Find out if (and how) certain foods and nutrients can affect female fertility. Are there things you should eat if you want to get pregnant? Nutrition Diva explains.
Fertility medicine, which barely existed 50 or 60 years ago, is one of today’s fastest growing medical specialties. Many couples are waiting longer to start their families these days and as the age of wannabe parents increases, so do their fertility troubles. But are there other factors driving increased fertility problems? Could the modern diet or poor nutrition status be partly to blame? >
I recently attended an educational session with Jorge Chavarro, the Harvard doc who authored the best-selling book The Fertility Diet. Chavarro’s dietary recommendations are based on data from the Nurse’s Health study, which tracked the diet and health of 18,000 women over the course of several years. Some of those women had children during the years that data was being collected while others tried unsuccessfully to get pregnant.
A nutrient-dense diet that’s low in junk and processed food is associated with increased fertility.
It’s important to realize that Chavarro didn’t treat any of these women for infertility, nor did he make any nutritional recommendations to them. He simply compared the diets of women who got pregnant to those who couldn’t, to see if he could identify any trends. And he did, in fact, identify several factors that the women who got pregnant had in common.

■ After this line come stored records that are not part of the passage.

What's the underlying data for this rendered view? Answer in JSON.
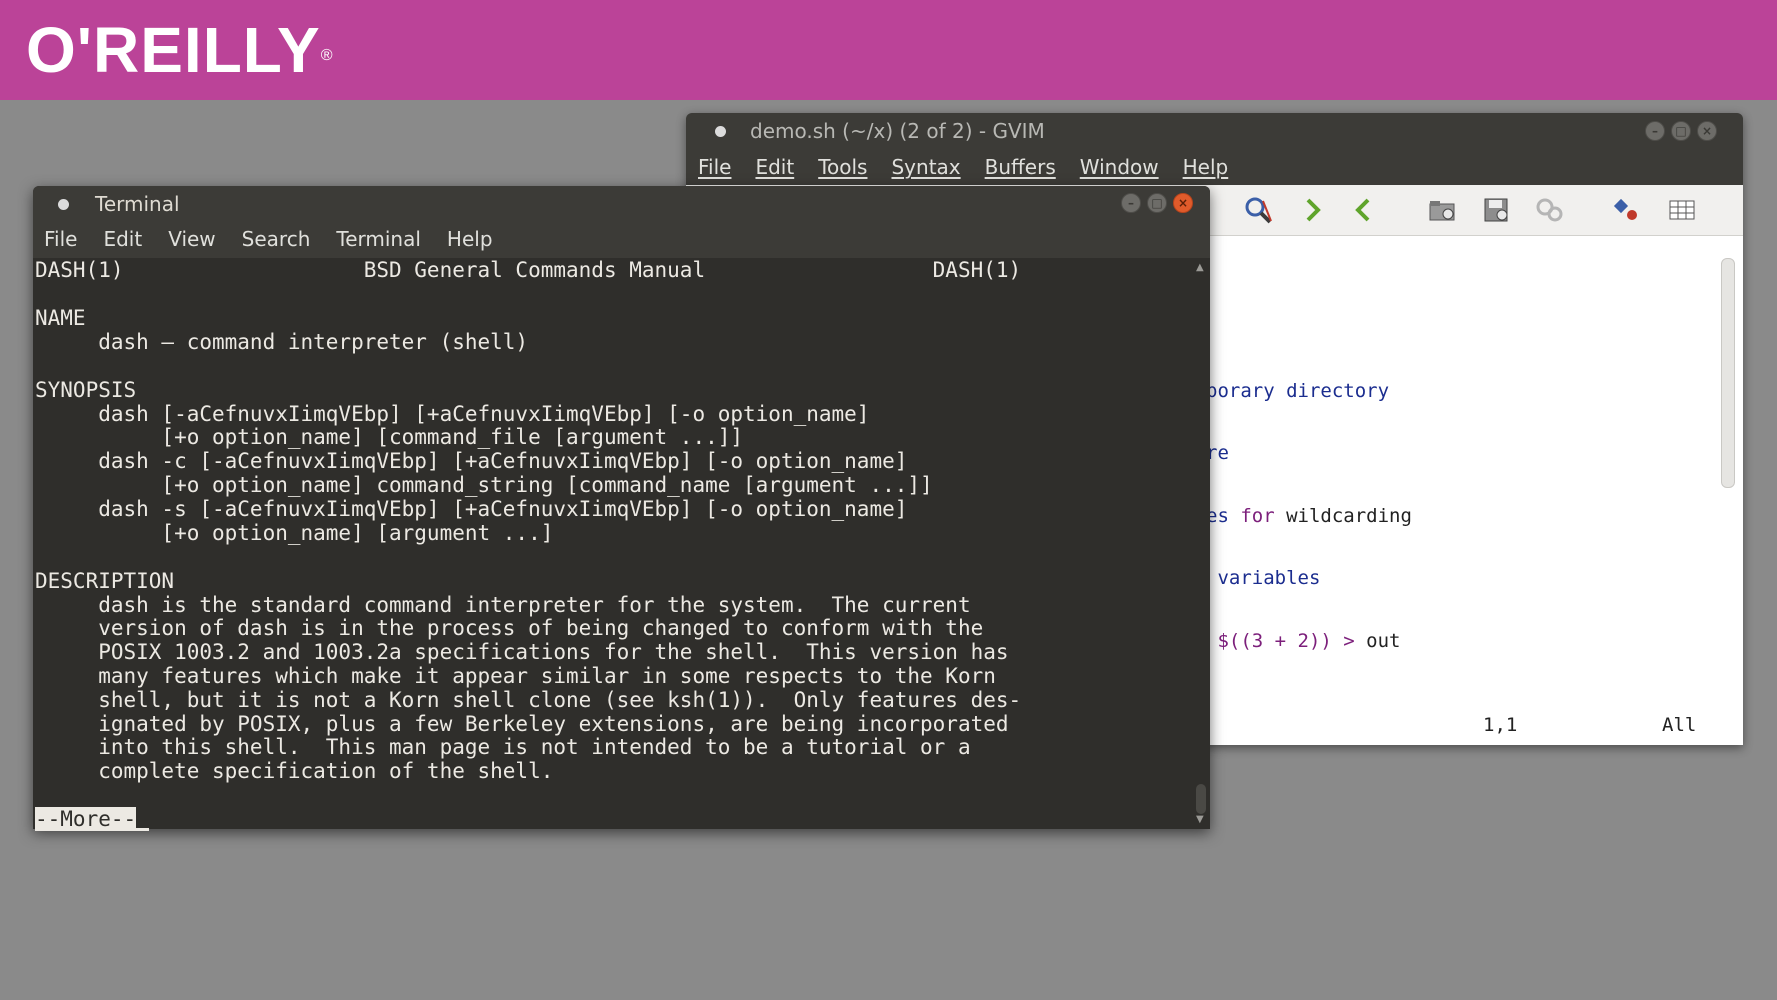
{
  "banner": {
    "logo": "O'REILLY",
    "registered": "®",
    "color": "#bb4398"
  },
  "gvim": {
    "title": "demo.sh (~/x) (2 of 2) - GVIM",
    "menu": [
      "File",
      "Edit",
      "Tools",
      "Syntax",
      "Buffers",
      "Window",
      "Help"
    ],
    "toolbar_icons": [
      "find-replace-icon",
      "forward-arrow-icon",
      "back-arrow-icon",
      "load-session-icon",
      "save-session-icon",
      "run-script-icon",
      "make-icon",
      "table-icon"
    ],
    "lines": [
      {
        "text": "porary directory"
      },
      {
        "text": "re"
      },
      {
        "pre": "es ",
        "kw": "for",
        "post": " wildcarding"
      },
      {
        "text": " variables"
      },
      {
        "pre": " $((3 + 2)) ",
        "kw": ">",
        "post": " out"
      }
    ],
    "status": {
      "position": "1,1",
      "scroll": "All"
    }
  },
  "terminal": {
    "title": "Terminal",
    "menu": [
      "File",
      "Edit",
      "View",
      "Search",
      "Terminal",
      "Help"
    ],
    "lines": [
      "DASH(1)                   BSD General Commands Manual                  DASH(1)",
      "",
      "NAME",
      "     dash — command interpreter (shell)",
      "",
      "SYNOPSIS",
      "     dash [-aCefnuvxIimqVEbp] [+aCefnuvxIimqVEbp] [-o option_name]",
      "          [+o option_name] [command_file [argument ...]]",
      "     dash -c [-aCefnuvxIimqVEbp] [+aCefnuvxIimqVEbp] [-o option_name]",
      "          [+o option_name] command_string [command_name [argument ...]]",
      "     dash -s [-aCefnuvxIimqVEbp] [+aCefnuvxIimqVEbp] [-o option_name]",
      "          [+o option_name] [argument ...]",
      "",
      "DESCRIPTION",
      "     dash is the standard command interpreter for the system.  The current",
      "     version of dash is in the process of being changed to conform with the",
      "     POSIX 1003.2 and 1003.2a specifications for the shell.  This version has",
      "     many features which make it appear similar in some respects to the Korn",
      "     shell, but it is not a Korn shell clone (see ksh(1)).  Only features des-",
      "     ignated by POSIX, plus a few Berkeley extensions, are being incorporated",
      "     into this shell.  This man page is not intended to be a tutorial or a",
      "     complete specification of the shell.",
      ""
    ],
    "pager_prompt": "--More--"
  }
}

The program outlined in The Fertility Diet is simply a summary of those factors. The hope is that if you mimic the diets of women who get pregnant, you too will get pregnant. I say the “hope” instead of the “promise” because this claim has never actually been tested in a systematic way. But, with that disclaimer in mind, let’s take a look at the factors associated with greater fertility.

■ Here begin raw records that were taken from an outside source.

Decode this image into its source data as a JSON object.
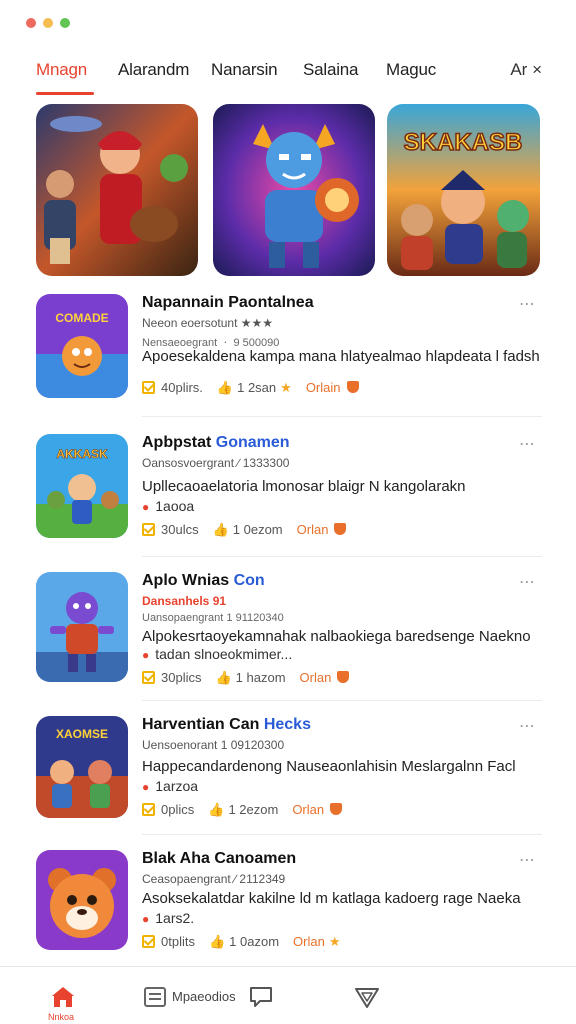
{
  "tabs": [
    {
      "label": "Mnagn",
      "active": true
    },
    {
      "label": "Alarandm",
      "active": false
    },
    {
      "label": "Nanarsin",
      "active": false
    },
    {
      "label": "Salaina",
      "active": false
    },
    {
      "label": "Maguc",
      "active": false
    },
    {
      "label": "Ar ×",
      "active": false
    }
  ],
  "banners": [
    {
      "icon": "warrior-hero-art"
    },
    {
      "icon": "blue-robot-hero-art"
    },
    {
      "icon": "team-heroes-art",
      "text": "SKAKASB"
    }
  ],
  "items": [
    {
      "title": "Napannain Paontalnea",
      "title_accent": "",
      "sub": "Neeon eoersotunt ★★★",
      "meta": "Nensaeoegrant ㆍ 9 500090",
      "desc": "Apoesekaldena kampa mana hlatyealmao hlapdeata l fadsh",
      "desc2": "",
      "stat1": "40plirs.",
      "stat2": "1 2san",
      "origin": "Orlain",
      "thumb_text": "COMADE"
    },
    {
      "title": "Apbpstat ",
      "title_accent": "Gonamen",
      "sub": "Oansosvoergrant ∕ 1333300",
      "meta": "",
      "desc": "Upllecaoaelatoria lmonosar blaigr N kangolarakn",
      "desc2": "1aooa",
      "stat1": "30ulcs",
      "stat2": "1 0ezom",
      "origin": "Orlan",
      "thumb_text": "AKKASK"
    },
    {
      "title": "Aplo Wnias ",
      "title_accent": "Con",
      "sub": "Dansanhels 91",
      "meta": "Uansopaengrant 1 91120340",
      "desc": "Alpokesrtaoyekamnahak nalbaokiega baredsenge Naekno",
      "desc2": "tadan slnoeokmimer...",
      "stat1": "30plics",
      "stat2": "1 hazom",
      "origin": "Orlan",
      "thumb_text": ""
    },
    {
      "title": "Harventian Can ",
      "title_accent": "Hecks",
      "sub": "Uensoenorant 1 09120300",
      "meta": "",
      "desc": "Happecandardenong Nauseaonlahisin Meslargalnn Facl",
      "desc2": "1arzoa",
      "stat1": "0plics",
      "stat2": "1 2ezom",
      "origin": "Orlan",
      "thumb_text": "XAOMSE"
    },
    {
      "title": "Blak Aha Canoamen",
      "title_accent": "",
      "sub": "Ceasopaengrant ∕ 2112349",
      "meta": "",
      "desc": "Asoksekalatdar kakilne ld m katlaga kadoerg rage Naeka",
      "desc2": "1ars2.",
      "stat1": "0tplits",
      "stat2": "1 0azom",
      "origin": "Orlan",
      "thumb_text": ""
    }
  ],
  "bottom_nav": {
    "home_label": "Nnkoa",
    "news_label": "Mpaeodios"
  },
  "colors": {
    "accent": "#e8432e",
    "link": "#2a5bd7",
    "origin": "#e8702a"
  }
}
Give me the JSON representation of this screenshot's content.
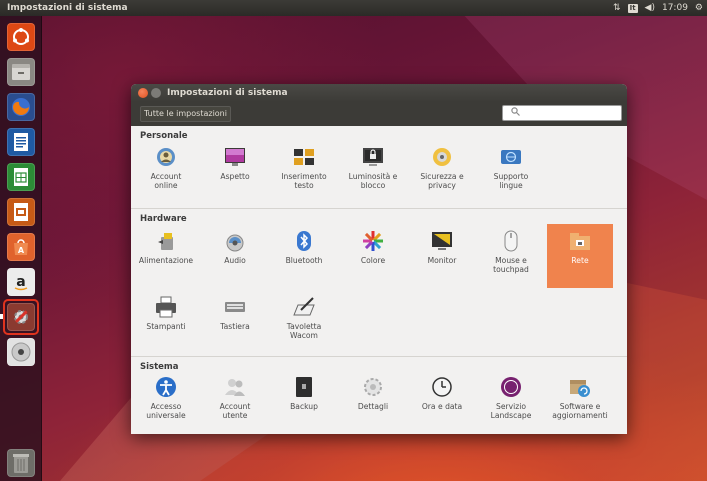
{
  "top_panel": {
    "app_title": "Impostazioni di sistema",
    "network_indicator": "⇅",
    "keyboard_layout": "It",
    "volume_icon": "◀)",
    "clock": "17:09",
    "settings_gear": "⚙"
  },
  "launcher": [
    {
      "name": "dash-home-icon",
      "color": "#dd4814",
      "glyph": "◎"
    },
    {
      "name": "files-icon",
      "color": "#8a8883",
      "glyph": "▭"
    },
    {
      "name": "firefox-icon",
      "color": "#e66000",
      "glyph": "●"
    },
    {
      "name": "libreoffice-writer-icon",
      "color": "#2a6fb0",
      "glyph": "≡"
    },
    {
      "name": "libreoffice-calc-icon",
      "color": "#2c9c3a",
      "glyph": "▦"
    },
    {
      "name": "libreoffice-impress-icon",
      "color": "#d7651a",
      "glyph": "▣"
    },
    {
      "name": "ubuntu-software-center-icon",
      "color": "#e0622c",
      "glyph": "A"
    },
    {
      "name": "amazon-icon",
      "color": "#e6e6e6",
      "glyph": "a"
    },
    {
      "name": "system-settings-icon",
      "color": "#c33a2c",
      "glyph": "⚙"
    },
    {
      "name": "dvd-drive-icon",
      "color": "#d8d8d8",
      "glyph": "◉"
    }
  ],
  "trash_icon": "trash-icon",
  "window": {
    "title": "Impostazioni di sistema",
    "all_settings_button": "Tutte le impostazioni",
    "search_placeholder": "",
    "sections": {
      "personale": "Personale",
      "hardware": "Hardware",
      "sistema": "Sistema"
    },
    "personale_items": [
      {
        "label": "Account\nonline",
        "icon": "online-accounts-icon"
      },
      {
        "label": "Aspetto",
        "icon": "appearance-icon"
      },
      {
        "label": "Inserimento\ntesto",
        "icon": "text-entry-icon"
      },
      {
        "label": "Luminosità e\nblocco",
        "icon": "brightness-lock-icon"
      },
      {
        "label": "Sicurezza e\nprivacy",
        "icon": "security-privacy-icon"
      },
      {
        "label": "Supporto\nlingue",
        "icon": "language-support-icon"
      }
    ],
    "hardware_items": [
      {
        "label": "Alimentazione",
        "icon": "power-icon"
      },
      {
        "label": "Audio",
        "icon": "sound-icon"
      },
      {
        "label": "Bluetooth",
        "icon": "bluetooth-icon"
      },
      {
        "label": "Colore",
        "icon": "color-icon"
      },
      {
        "label": "Monitor",
        "icon": "displays-icon"
      },
      {
        "label": "Mouse e\ntouchpad",
        "icon": "mouse-touchpad-icon"
      },
      {
        "label": "Rete",
        "icon": "network-icon",
        "selected": true
      },
      {
        "label": "Stampanti",
        "icon": "printers-icon"
      },
      {
        "label": "Tastiera",
        "icon": "keyboard-icon"
      },
      {
        "label": "Tavoletta\nWacom",
        "icon": "wacom-tablet-icon"
      }
    ],
    "sistema_items": [
      {
        "label": "Accesso\nuniversale",
        "icon": "universal-access-icon"
      },
      {
        "label": "Account\nutente",
        "icon": "user-accounts-icon"
      },
      {
        "label": "Backup",
        "icon": "backup-icon"
      },
      {
        "label": "Dettagli",
        "icon": "details-icon"
      },
      {
        "label": "Ora e data",
        "icon": "time-date-icon"
      },
      {
        "label": "Servizio\nLandscape",
        "icon": "landscape-service-icon"
      },
      {
        "label": "Software e\naggiornamenti",
        "icon": "software-updates-icon"
      }
    ]
  },
  "colors": {
    "accent_orange": "#f0834d",
    "panel_dark": "#3c3b37",
    "launcher_highlight": "#e0331e"
  }
}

Dietary Factors Linked to Fertility
Chavarro documented that women whose diets were highest in trans fats, refined carbohydrates, and animal protein were the most likely to suffer from infertility. Women who followed a more Mediterranean-style diet (higher in vegetables, legumes, whole grains, nuts, olive oil, fish, and so on) were least likely to experience infertility.

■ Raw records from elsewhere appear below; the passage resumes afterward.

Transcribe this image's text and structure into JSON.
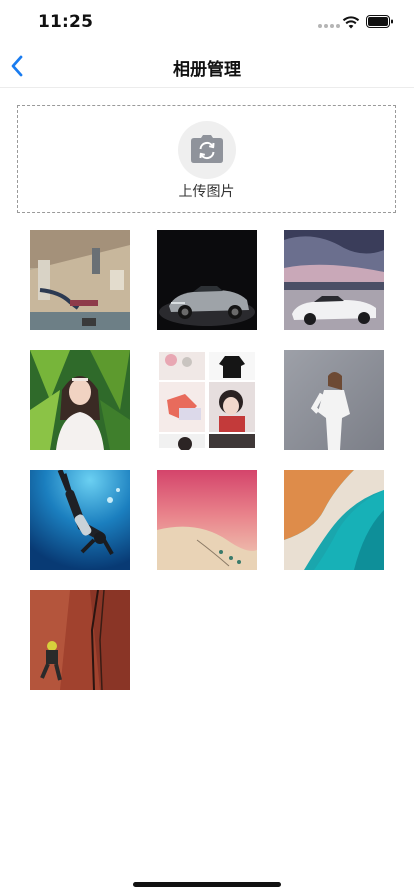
{
  "status_bar": {
    "time": "11:25"
  },
  "nav": {
    "title": "相册管理"
  },
  "upload": {
    "label": "上传图片"
  },
  "photos": [
    "room-photo",
    "sports-car-dark",
    "sports-car-sunset",
    "girl-in-garden",
    "fashion-collage",
    "woman-white-outfit",
    "scuba-diver",
    "aerial-pink-beach",
    "aerial-turquoise-sea",
    "rock-climber"
  ]
}
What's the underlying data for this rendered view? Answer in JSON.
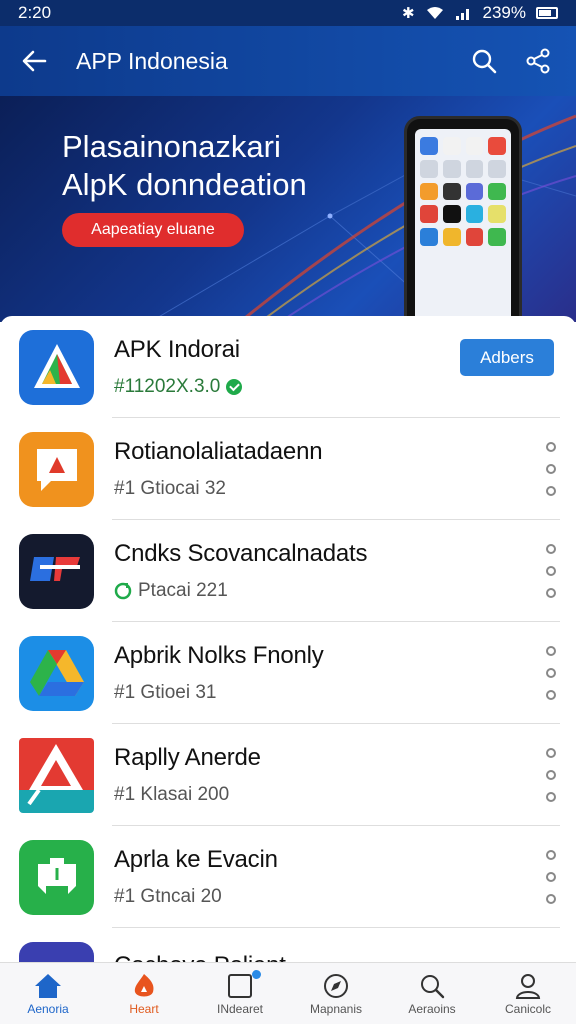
{
  "status_bar": {
    "time": "2:20",
    "battery": "239%"
  },
  "header": {
    "title": "APP Indonesia"
  },
  "banner": {
    "title_line1": "Plasainonazkari",
    "title_line2": "AlpK donndeation",
    "cta": "Aapeatiay eluane"
  },
  "apps": [
    {
      "name": "APK Indorai",
      "meta": "#11202X.3.0",
      "action": "Adbers"
    },
    {
      "name": "Rotianolaliatadaenn",
      "meta": "#1 Gtiocai 32"
    },
    {
      "name": "Cndks Scovancalnadats",
      "meta": "Ptacai 221"
    },
    {
      "name": "Apbrik Nolks Fnonly",
      "meta": "#1 Gtioei 31"
    },
    {
      "name": "Raplly Anerde",
      "meta": "#1 Klasai 200"
    },
    {
      "name": "Aprla ke Evacin",
      "meta": "#1 Gtncai 20"
    },
    {
      "name": "Cochove Poliant",
      "meta": ""
    }
  ],
  "nav": [
    {
      "label": "Aenoria"
    },
    {
      "label": "Heart"
    },
    {
      "label": "INdearet"
    },
    {
      "label": "Mapnanis"
    },
    {
      "label": "Aeraoins"
    },
    {
      "label": "Canicolc"
    }
  ],
  "colors": {
    "app_bar": "#1553b4",
    "primary_button": "#2b7fd9",
    "cta": "#e02d2d",
    "active_nav": "#1e66c9"
  }
}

Nothing earth-shaking here: The dietary pattern associated with increased fertility is a nutrient-dense diet that’s low in junk and processed food. When you take good care of yourself, all your systems will probably function better, including your reproductive system.
Does Butterfat Help You Get Pregnant?
There was, however, one finding that surprised researchers, because it doesn’t line up with widely held notions about “healthy” diets. Women who ate high fat dairy seemed to be more fertile than those who ate low fat dairy products. In his talk, Chavarro threw out a couple of hypotheses.....